> **WHAT IS NEEDED**:
All lines holding the word "icon" are to be copied from the records beneath.
-------- DATASET RECORDS
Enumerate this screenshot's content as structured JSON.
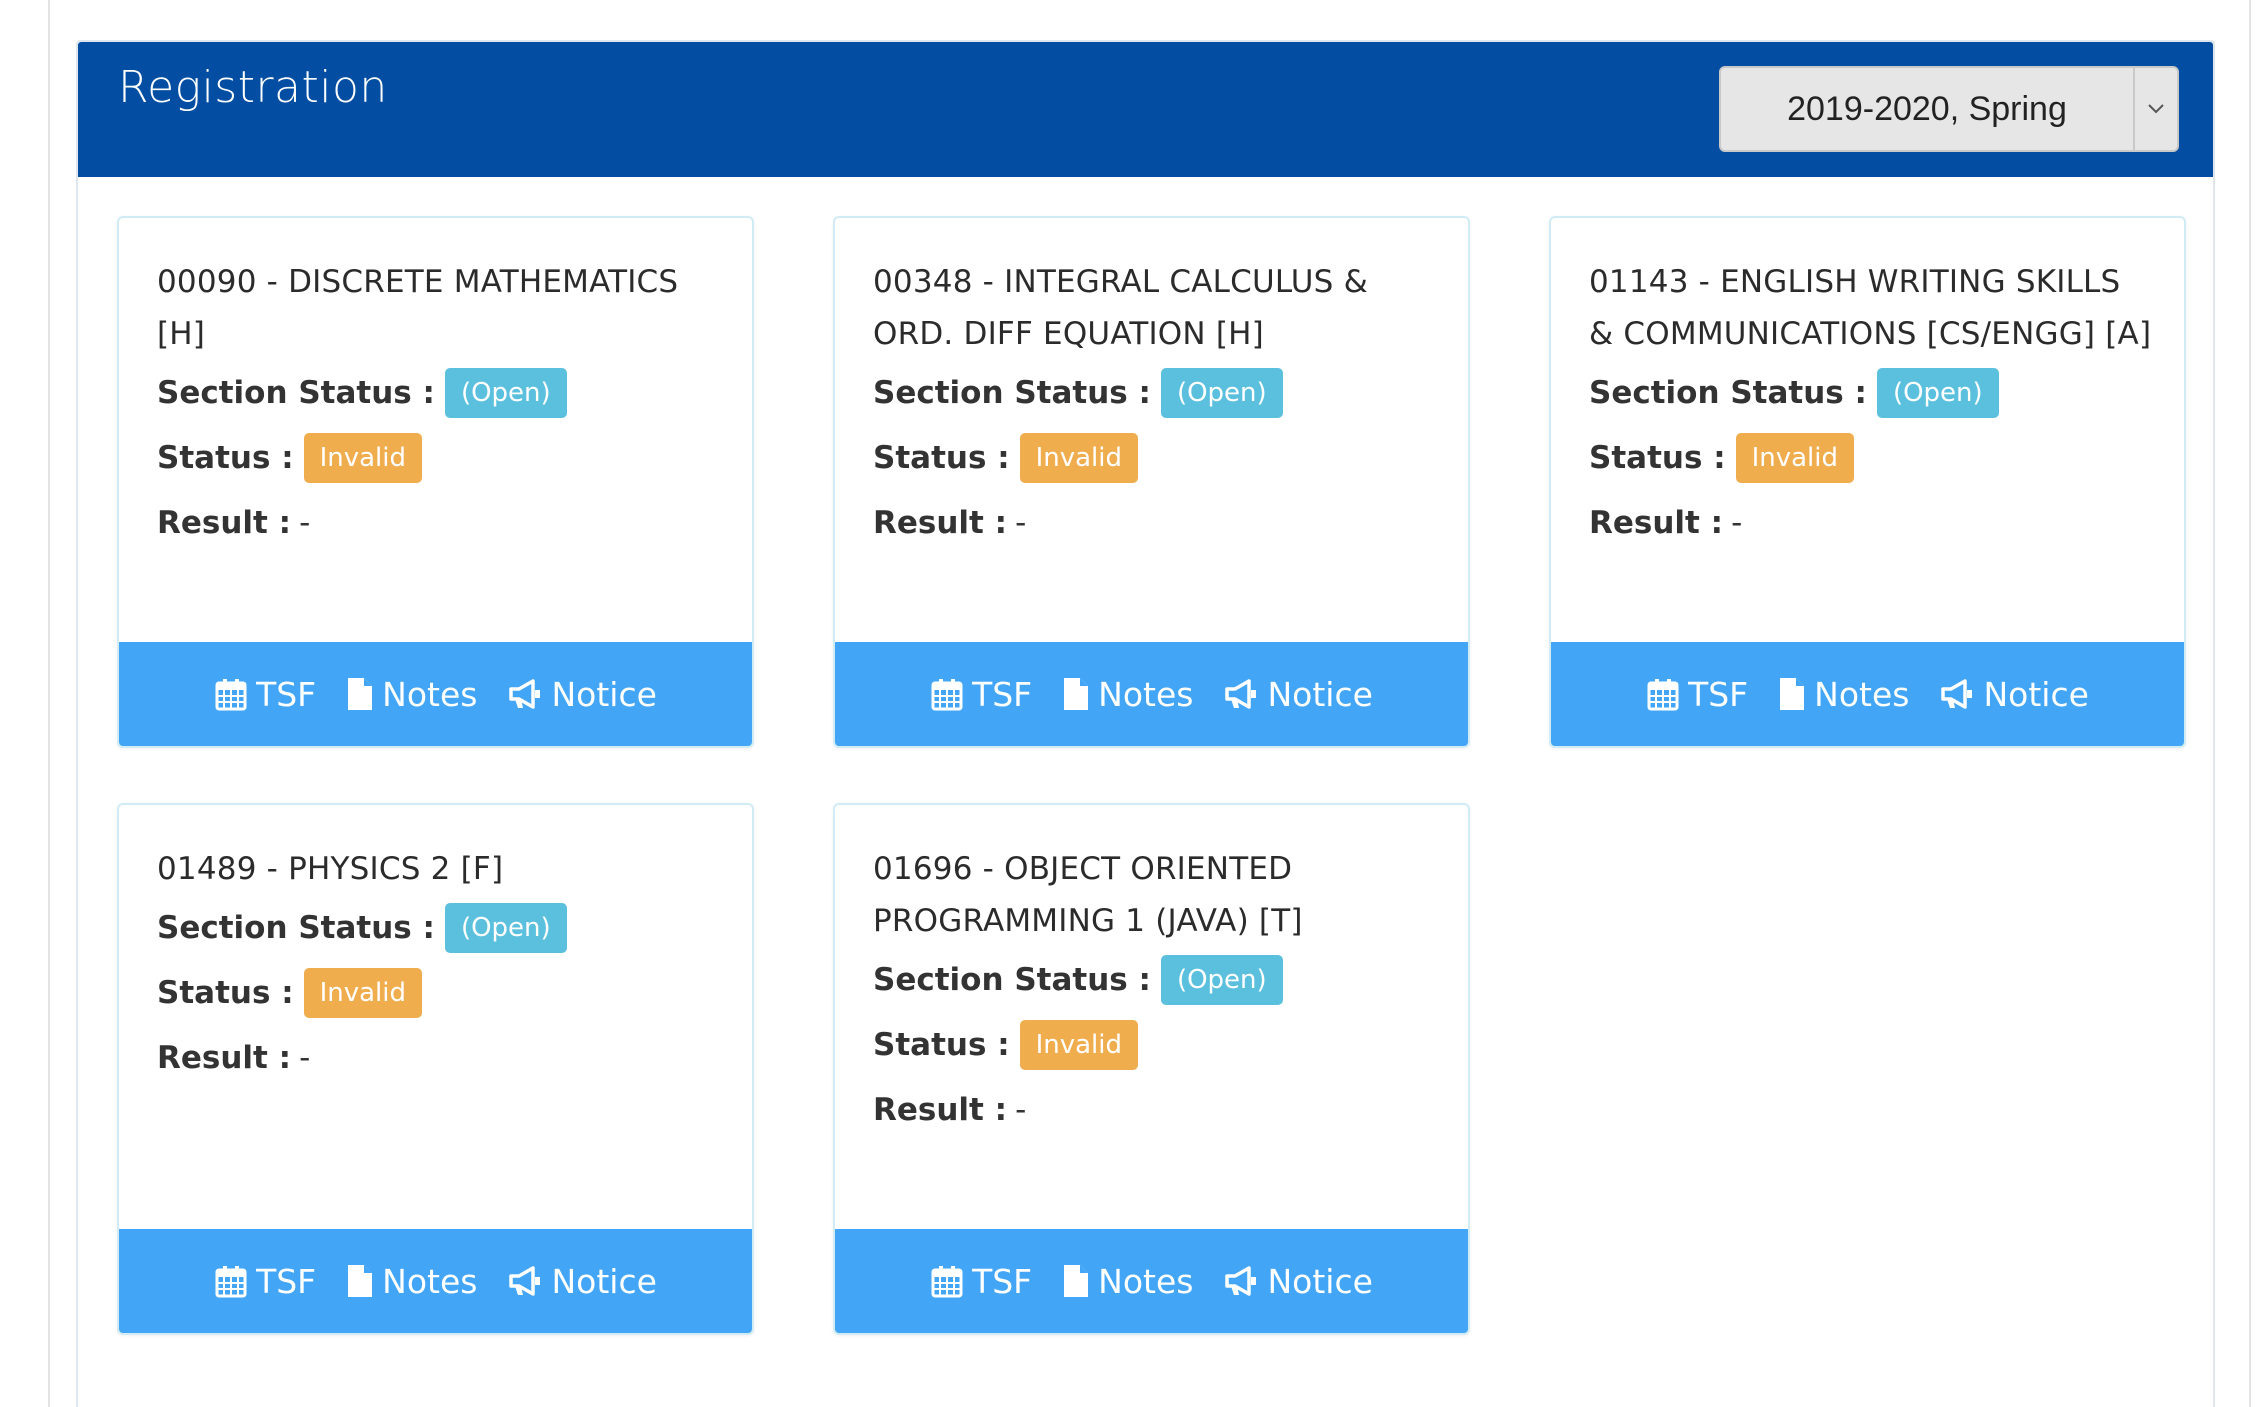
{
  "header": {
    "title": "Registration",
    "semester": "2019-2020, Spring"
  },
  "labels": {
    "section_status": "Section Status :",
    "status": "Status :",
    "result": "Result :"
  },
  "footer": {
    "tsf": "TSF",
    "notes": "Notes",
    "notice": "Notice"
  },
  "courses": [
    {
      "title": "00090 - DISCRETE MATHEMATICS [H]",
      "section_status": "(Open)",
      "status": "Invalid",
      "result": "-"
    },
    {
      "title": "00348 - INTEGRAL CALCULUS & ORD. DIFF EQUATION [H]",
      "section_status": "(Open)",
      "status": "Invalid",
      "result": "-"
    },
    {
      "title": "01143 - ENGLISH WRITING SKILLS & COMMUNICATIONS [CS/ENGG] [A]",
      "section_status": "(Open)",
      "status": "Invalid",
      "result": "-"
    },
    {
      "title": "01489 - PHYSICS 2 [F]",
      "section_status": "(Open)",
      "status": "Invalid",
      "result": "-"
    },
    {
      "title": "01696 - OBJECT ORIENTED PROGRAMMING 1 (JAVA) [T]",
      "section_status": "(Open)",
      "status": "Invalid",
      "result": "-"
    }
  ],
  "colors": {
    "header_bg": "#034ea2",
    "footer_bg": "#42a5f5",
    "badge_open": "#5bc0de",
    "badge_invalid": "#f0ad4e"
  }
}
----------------
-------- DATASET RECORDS
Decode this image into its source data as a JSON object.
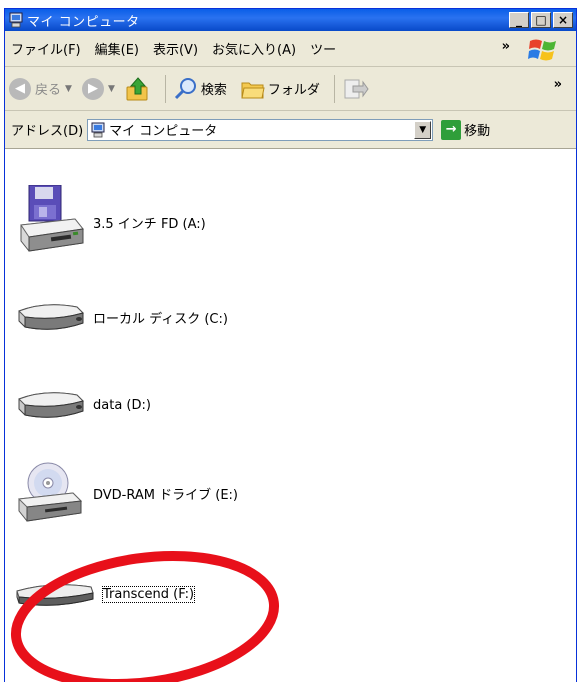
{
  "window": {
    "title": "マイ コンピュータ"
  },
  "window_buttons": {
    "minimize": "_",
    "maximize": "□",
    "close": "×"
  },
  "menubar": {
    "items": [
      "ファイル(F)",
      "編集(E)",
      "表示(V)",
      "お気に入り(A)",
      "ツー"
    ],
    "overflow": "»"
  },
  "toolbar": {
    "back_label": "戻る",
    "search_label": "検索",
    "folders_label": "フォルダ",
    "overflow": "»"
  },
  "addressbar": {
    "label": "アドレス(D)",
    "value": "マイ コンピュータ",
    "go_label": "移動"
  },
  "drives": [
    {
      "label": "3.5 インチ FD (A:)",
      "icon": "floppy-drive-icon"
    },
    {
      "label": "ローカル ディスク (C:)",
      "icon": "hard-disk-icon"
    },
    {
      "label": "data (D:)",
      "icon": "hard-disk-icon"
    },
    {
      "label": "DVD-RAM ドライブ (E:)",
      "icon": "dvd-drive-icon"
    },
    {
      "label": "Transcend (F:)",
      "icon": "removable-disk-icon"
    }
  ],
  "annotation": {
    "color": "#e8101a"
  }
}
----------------
> **WRITTEN ANSWER**:
      "icon": "floppy-drive-icon"
      "icon": "hard-disk-icon"
      "icon": "hard-disk-icon"
      "icon": "dvd-drive-icon"
      "icon": "removable-disk-icon"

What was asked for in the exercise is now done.